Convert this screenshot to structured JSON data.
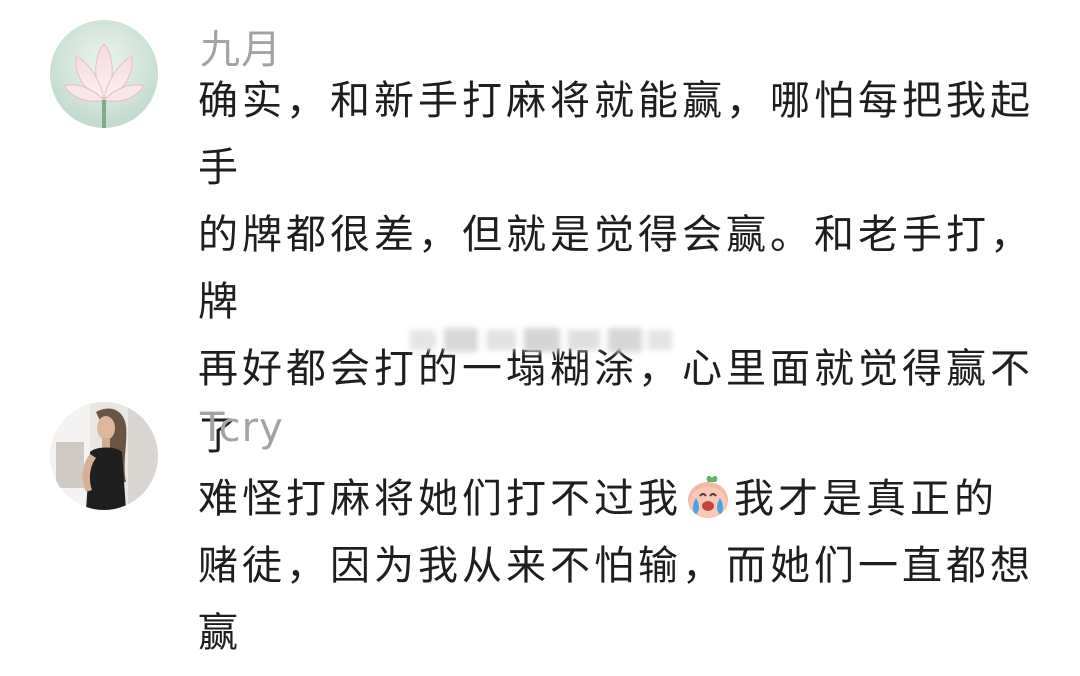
{
  "comments": [
    {
      "username": "九月",
      "avatar_icon": "lotus-flower-avatar",
      "lines": [
        "确实，和新手打麻将就能赢，哪怕每把我起手",
        "的牌都很差，但就是觉得会赢。和老手打，牌",
        "再好都会打的一塌糊涂，心里面就觉得赢不了"
      ]
    },
    {
      "username": "Tcry",
      "avatar_icon": "woman-portrait-avatar",
      "line1_before_emoji": "难怪打麻将她们打不过我",
      "emoji_icon": "crying-laughing-peach-emoji",
      "line1_after_emoji": "我才是真正的",
      "line2": "赌徒，因为我从来不怕输，而她们一直都想",
      "line3": "赢"
    }
  ],
  "colors": {
    "username": "#a3a3a3",
    "text": "#1e1e1e",
    "background": "#ffffff"
  }
}
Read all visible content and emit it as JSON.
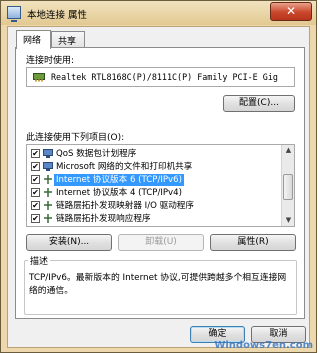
{
  "window": {
    "title": "本地连接 属性",
    "close_label": "✕"
  },
  "tabs": [
    {
      "label": "网络",
      "active": true
    },
    {
      "label": "共享",
      "active": false
    }
  ],
  "connect_using": {
    "label": "连接时使用:",
    "adapter": "Realtek RTL8168C(P)/8111C(P) Family PCI-E Gig",
    "configure_button": "配置(C)..."
  },
  "items_section": {
    "label": "此连接使用下列项目(O):",
    "items": [
      {
        "label": "QoS 数据包计划程序",
        "checked": true,
        "selected": false,
        "icon": "qos-icon"
      },
      {
        "label": "Microsoft 网络的文件和打印机共享",
        "checked": true,
        "selected": false,
        "icon": "file-share-icon"
      },
      {
        "label": "Internet 协议版本 6 (TCP/IPv6)",
        "checked": true,
        "selected": true,
        "icon": "protocol-icon"
      },
      {
        "label": "Internet 协议版本 4 (TCP/IPv4)",
        "checked": true,
        "selected": false,
        "icon": "protocol-icon"
      },
      {
        "label": "链路层拓扑发现映射器 I/O 驱动程序",
        "checked": true,
        "selected": false,
        "icon": "protocol-icon"
      },
      {
        "label": "链路层拓扑发现响应程序",
        "checked": true,
        "selected": false,
        "icon": "protocol-icon"
      }
    ]
  },
  "action_buttons": {
    "install": "安装(N)...",
    "uninstall": "卸载(U)",
    "properties": "属性(R)"
  },
  "description": {
    "legend": "描述",
    "text": "TCP/IPv6。最新版本的 Internet 协议,可提供跨越多个相互连接网络的通信。"
  },
  "footer": {
    "ok": "确定",
    "cancel": "取消"
  },
  "watermark": "Windows7en.com",
  "colors": {
    "selection": "#3399ff",
    "frame": "#ecd8ac",
    "close": "#c9472c"
  }
}
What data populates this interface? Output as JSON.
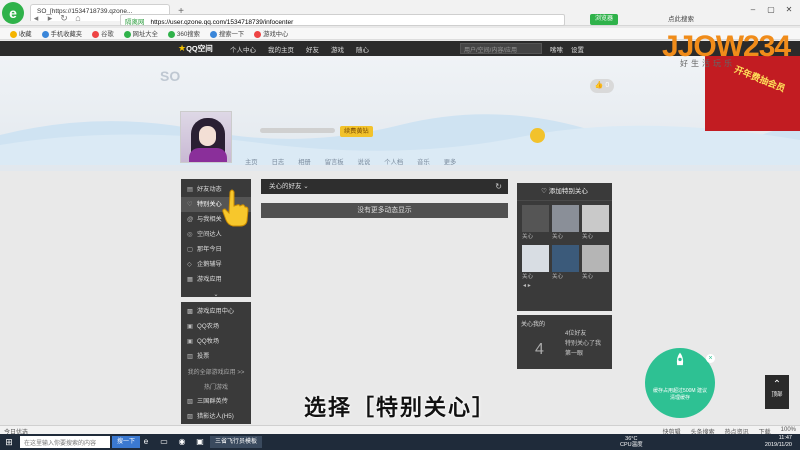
{
  "browser": {
    "tab_title": "SO_[https://1534718739.qzone...",
    "url_safe": "隔离网",
    "url": "https://user.qzone.qq.com/1534718739/infocenter",
    "green_btn": "浏览器",
    "search_right": "点此搜索",
    "bookmarks": [
      "收藏",
      "手机收藏夹",
      "谷歌",
      "网址大全",
      "360搜索",
      "搜索一下",
      "游戏中心"
    ]
  },
  "qqnav": {
    "logo": "QQ空间",
    "items": [
      "个人中心",
      "我的主页",
      "好友",
      "游戏",
      "随心"
    ],
    "search_placeholder": "用户/空间/内容/应用",
    "right": [
      "嗦嗦",
      "设置"
    ]
  },
  "profile": {
    "qzone_logo": "SO",
    "like_count": "0",
    "vip_btn": "续费黄钻",
    "tabs": [
      "主页",
      "日志",
      "相册",
      "留言板",
      "说说",
      "个人档",
      "音乐",
      "更多"
    ]
  },
  "sidebar": {
    "items": [
      {
        "icon": "feed-icon",
        "glyph": "▤",
        "label": "好友动态"
      },
      {
        "icon": "heart-icon",
        "glyph": "♡",
        "label": "特别关心"
      },
      {
        "icon": "at-icon",
        "glyph": "@",
        "label": "与我相关"
      },
      {
        "icon": "visitor-icon",
        "glyph": "◎",
        "label": "空间达人"
      },
      {
        "icon": "calendar-icon",
        "glyph": "▢",
        "label": "那年今日"
      },
      {
        "icon": "helper-icon",
        "glyph": "◇",
        "label": "企鹅辅导"
      },
      {
        "icon": "game-icon",
        "glyph": "▦",
        "label": "游戏应用"
      }
    ],
    "game_items": [
      {
        "icon": "game-center-icon",
        "glyph": "▩",
        "label": "游戏应用中心"
      },
      {
        "icon": "qq-farm-icon",
        "glyph": "▣",
        "label": "QQ农场"
      },
      {
        "icon": "qq-ranch-icon",
        "glyph": "▣",
        "label": "QQ牧场"
      },
      {
        "icon": "stock-icon",
        "glyph": "▥",
        "label": "投票"
      }
    ],
    "all_apps": "我的全部游戏应用 >>",
    "hot_games": "热门游戏",
    "more_games": [
      {
        "icon": "game-a-icon",
        "glyph": "▧",
        "label": "三国群英传"
      },
      {
        "icon": "game-b-icon",
        "glyph": "▨",
        "label": "猎影达人(H5)"
      }
    ]
  },
  "feed": {
    "header": "关心的好友",
    "empty": "没有更多动态显示"
  },
  "special": {
    "header": "添加特别关心",
    "follow_label": "关心",
    "pager_prev": "◂",
    "pager_next": "▸"
  },
  "care_me": {
    "label": "关心我的",
    "count": "4",
    "line1": "4位好友",
    "line2": "特别关心了我",
    "line3": "第一眼"
  },
  "ads": {
    "promo": "开年费抽会员",
    "watermark": "JJOW234",
    "watermark_sub": "好生活玩乐",
    "rocket_text": "缓存占用超过500M 建议清理缓存",
    "back_top": "顶部"
  },
  "caption": "选择［特别关心］",
  "statusbar": {
    "left": "今日优选",
    "right": [
      "快剪辑",
      "头条搜索",
      "热点资讯",
      "下载",
      "100%"
    ]
  },
  "taskbar": {
    "search": "在这里输入你要搜索的内容",
    "btn": "搜一下",
    "app": "三省飞行员模板",
    "tray_temp": "36°C",
    "tray_cpu": "CPU温度",
    "time": "11:47",
    "date": "2019/11/20"
  }
}
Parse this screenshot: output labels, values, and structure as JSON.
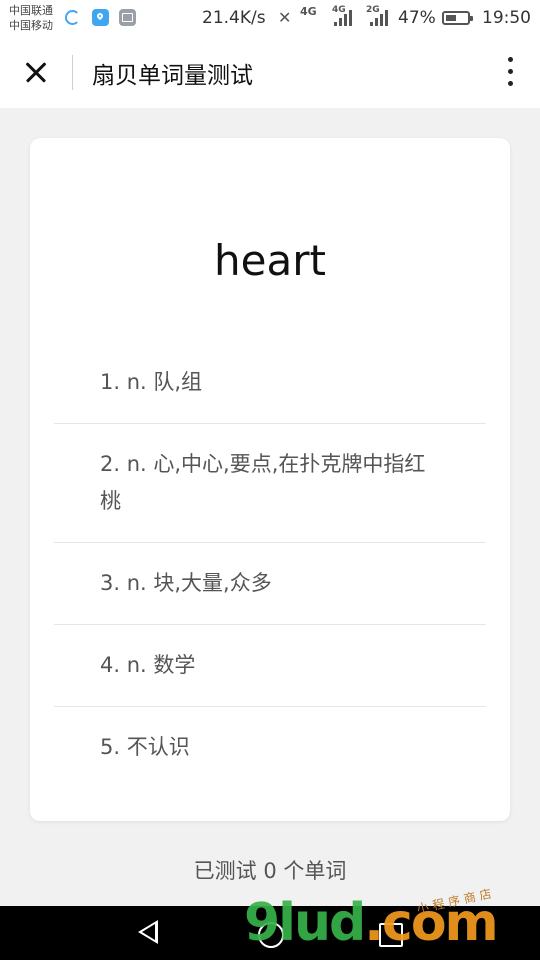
{
  "status_bar": {
    "carrier_1": "中国联通",
    "carrier_2": "中国移动",
    "net_speed": "21.4K/s",
    "net_4g_a": "4G",
    "net_4g_b": "4G",
    "net_2g": "2G",
    "battery": "47%",
    "time": "19:50"
  },
  "titlebar": {
    "title": "扇贝单词量测试"
  },
  "quiz": {
    "word": "heart",
    "options": [
      "1. n. 队,组",
      "2. n. 心,中心,要点,在扑克牌中指红桃",
      "3. n. 块,大量,众多",
      "4. n. 数学",
      "5. 不认识"
    ],
    "progress": "已测试 0 个单词"
  },
  "watermark": {
    "brand": "9lud",
    "suffix": ".com",
    "tag": "小程序商店"
  },
  "colors": {
    "background": "#f1f1f1",
    "card": "#ffffff",
    "option_text": "#555555",
    "watermark_green": "#38b24a",
    "watermark_orange": "#f29a1e"
  }
}
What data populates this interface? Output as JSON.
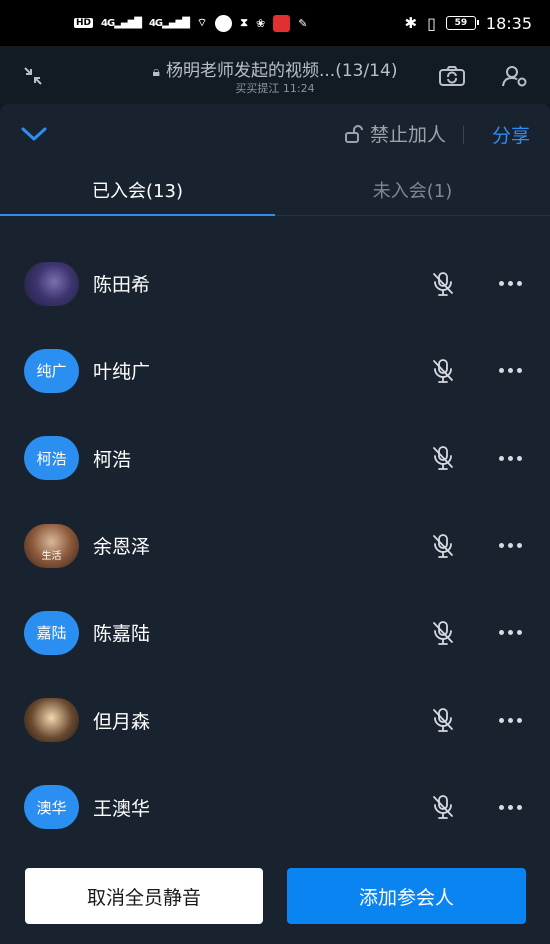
{
  "status_bar": {
    "left_badges": [
      "HD",
      "4G",
      "4G"
    ],
    "time": "18:35",
    "battery": "59"
  },
  "meeting": {
    "title": "杨明老师发起的视频...(13/14)",
    "subtitle": "买买提江 11:24"
  },
  "panel": {
    "lock_label": "禁止加人",
    "share_label": "分享",
    "tabs": [
      {
        "label": "已入会(13)",
        "active": true
      },
      {
        "label": "未入会(1)",
        "active": false
      }
    ]
  },
  "members": [
    {
      "name": "陈田希",
      "avatar_text": "",
      "avatar_type": "photo1",
      "muted": true
    },
    {
      "name": "叶纯广",
      "avatar_text": "纯广",
      "avatar_type": "initials",
      "muted": true
    },
    {
      "name": "柯浩",
      "avatar_text": "柯浩",
      "avatar_type": "initials",
      "muted": true
    },
    {
      "name": "余恩泽",
      "avatar_text": "生活",
      "avatar_type": "photo2",
      "muted": true
    },
    {
      "name": "陈嘉陆",
      "avatar_text": "嘉陆",
      "avatar_type": "initials",
      "muted": true
    },
    {
      "name": "但月森",
      "avatar_text": "",
      "avatar_type": "photo3",
      "muted": true
    },
    {
      "name": "王澳华",
      "avatar_text": "澳华",
      "avatar_type": "initials",
      "muted": true
    }
  ],
  "actions": {
    "mute_all_cancel": "取消全员静音",
    "add_participant": "添加参会人"
  },
  "colors": {
    "accent": "#2d8df0",
    "avatar_blue": "#2b8ff2",
    "panel_bg": "#19232f",
    "page_bg": "#0f1823"
  }
}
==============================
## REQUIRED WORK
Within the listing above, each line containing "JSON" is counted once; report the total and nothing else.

## SOLVED EXERCISE
5